What is expected:
Print the records exactly as given.

Recorded data
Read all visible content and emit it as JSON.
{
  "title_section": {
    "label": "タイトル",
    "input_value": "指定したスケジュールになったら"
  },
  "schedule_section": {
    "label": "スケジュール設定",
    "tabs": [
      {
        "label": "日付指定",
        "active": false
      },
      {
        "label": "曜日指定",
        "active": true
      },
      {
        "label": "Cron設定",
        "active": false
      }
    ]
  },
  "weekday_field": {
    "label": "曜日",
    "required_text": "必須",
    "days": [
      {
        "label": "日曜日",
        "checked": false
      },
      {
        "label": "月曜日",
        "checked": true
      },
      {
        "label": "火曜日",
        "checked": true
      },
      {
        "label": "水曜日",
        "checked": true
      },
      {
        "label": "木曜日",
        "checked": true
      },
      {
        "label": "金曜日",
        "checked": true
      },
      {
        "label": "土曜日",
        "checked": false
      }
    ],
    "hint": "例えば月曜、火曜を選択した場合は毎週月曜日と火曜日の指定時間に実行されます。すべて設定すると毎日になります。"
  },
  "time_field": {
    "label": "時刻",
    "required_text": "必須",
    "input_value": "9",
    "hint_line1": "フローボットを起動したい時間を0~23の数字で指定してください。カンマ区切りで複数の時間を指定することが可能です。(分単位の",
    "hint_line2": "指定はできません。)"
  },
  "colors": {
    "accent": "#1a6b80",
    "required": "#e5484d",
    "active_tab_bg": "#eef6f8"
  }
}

Answer section:
Read all visible content and emit it as JSON.
{
  "title_section": {
    "label": "タイトル",
    "input_value": "指定したスケジュールになったら"
  },
  "schedule_section": {
    "label": "スケジュール設定",
    "tabs": [
      {
        "label": "日付指定",
        "active": false
      },
      {
        "label": "曜日指定",
        "active": true
      },
      {
        "label": "Cron設定",
        "active": false
      }
    ]
  },
  "weekday_field": {
    "label": "曜日",
    "required_text": "必須",
    "days": [
      {
        "label": "日曜日",
        "checked": false
      },
      {
        "label": "月曜日",
        "checked": true
      },
      {
        "label": "火曜日",
        "checked": true
      },
      {
        "label": "水曜日",
        "checked": true
      },
      {
        "label": "木曜日",
        "checked": true
      },
      {
        "label": "金曜日",
        "checked": true
      },
      {
        "label": "土曜日",
        "checked": false
      }
    ],
    "hint": "例えば月曜、火曜を選択した場合は毎週月曜日と火曜日の指定時間に実行されます。すべて設定すると毎日になります。"
  },
  "time_field": {
    "label": "時刻",
    "required_text": "必須",
    "input_value": "9",
    "hint_line1": "フローボットを起動したい時間を0~23の数字で指定してください。カンマ区切りで複数の時間を指定することが可能です。(分単位の",
    "hint_line2": "指定はできません。)"
  },
  "colors": {
    "accent": "#1a6b80",
    "required": "#e5484d",
    "active_tab_bg": "#eef6f8"
  }
}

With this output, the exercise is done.